Website and app data records
[Start of section]
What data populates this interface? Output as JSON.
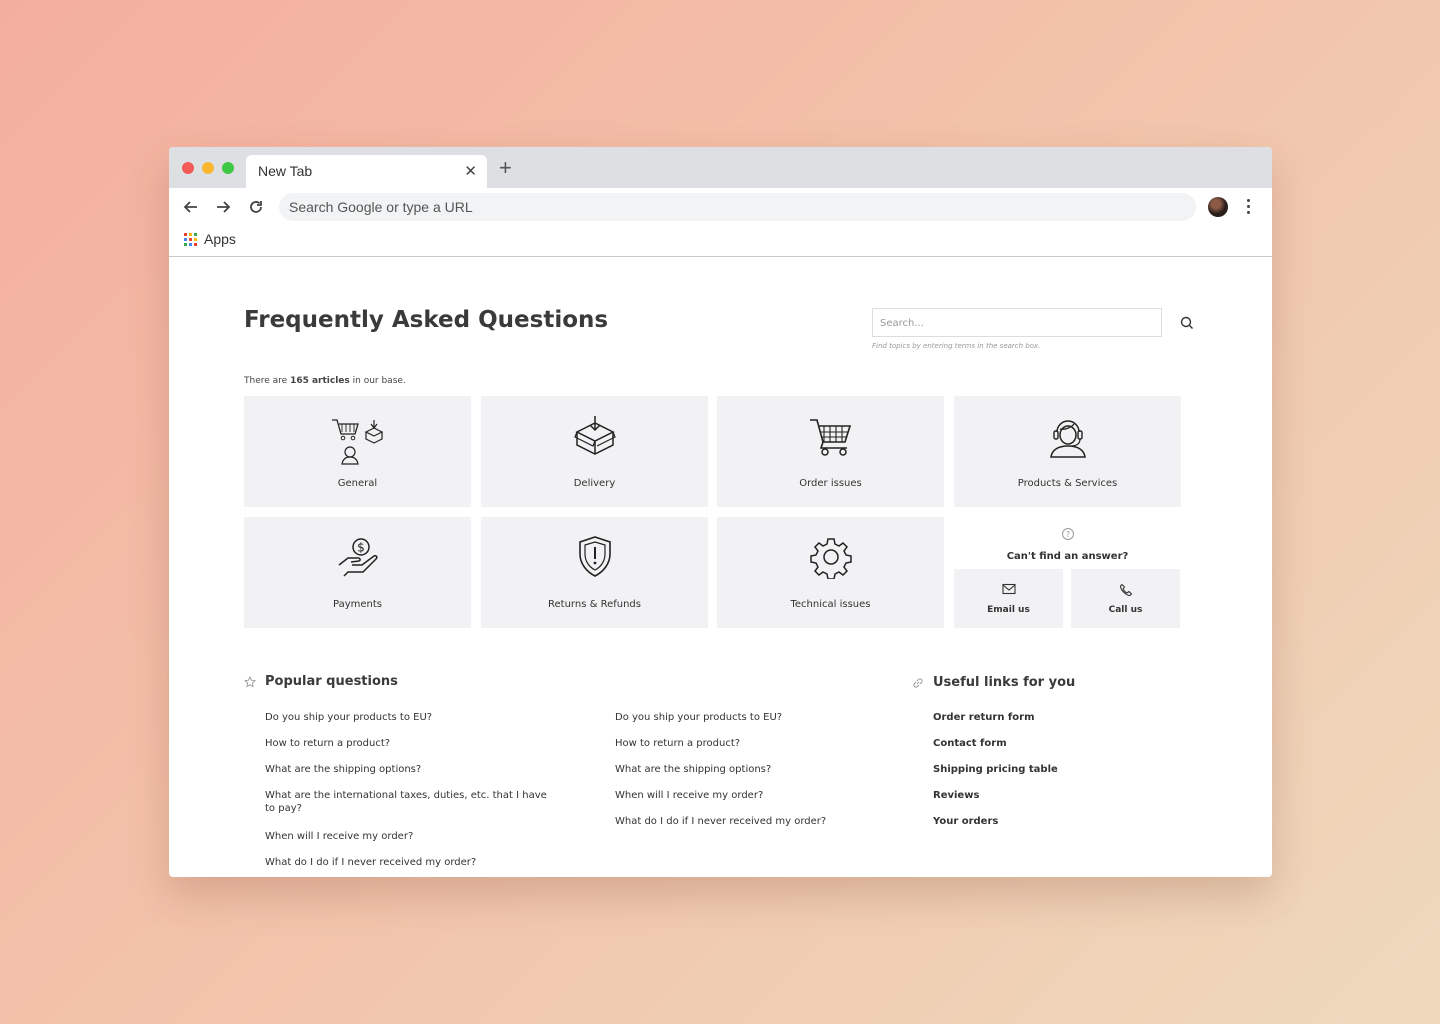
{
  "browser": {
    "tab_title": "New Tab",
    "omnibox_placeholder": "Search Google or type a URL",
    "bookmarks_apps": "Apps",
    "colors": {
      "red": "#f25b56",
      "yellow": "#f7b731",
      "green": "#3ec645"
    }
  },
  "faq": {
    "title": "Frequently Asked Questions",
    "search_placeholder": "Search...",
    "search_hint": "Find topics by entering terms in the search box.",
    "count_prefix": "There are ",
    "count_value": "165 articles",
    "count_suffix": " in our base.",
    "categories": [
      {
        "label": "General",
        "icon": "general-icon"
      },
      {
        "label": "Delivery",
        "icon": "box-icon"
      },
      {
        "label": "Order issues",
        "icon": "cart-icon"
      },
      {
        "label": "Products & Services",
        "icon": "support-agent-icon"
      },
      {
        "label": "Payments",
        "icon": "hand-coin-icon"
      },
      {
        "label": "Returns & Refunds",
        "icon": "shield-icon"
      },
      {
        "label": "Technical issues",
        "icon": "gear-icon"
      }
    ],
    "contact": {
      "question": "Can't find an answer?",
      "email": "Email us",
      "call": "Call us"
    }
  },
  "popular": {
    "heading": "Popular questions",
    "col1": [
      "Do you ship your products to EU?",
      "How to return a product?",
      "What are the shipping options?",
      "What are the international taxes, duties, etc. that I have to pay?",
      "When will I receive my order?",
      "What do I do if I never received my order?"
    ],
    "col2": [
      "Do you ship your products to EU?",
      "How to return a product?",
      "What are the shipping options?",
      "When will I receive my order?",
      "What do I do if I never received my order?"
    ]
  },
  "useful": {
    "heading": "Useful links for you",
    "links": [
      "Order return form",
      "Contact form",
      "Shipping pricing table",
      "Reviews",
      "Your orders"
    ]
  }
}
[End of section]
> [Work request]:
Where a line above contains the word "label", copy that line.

> [Answer space]:
        "label": "General",
        "label": "Delivery",
        "label": "Order issues",
        "label": "Products & Services",
        "label": "Payments",
        "label": "Returns & Refunds",
        "label": "Technical issues",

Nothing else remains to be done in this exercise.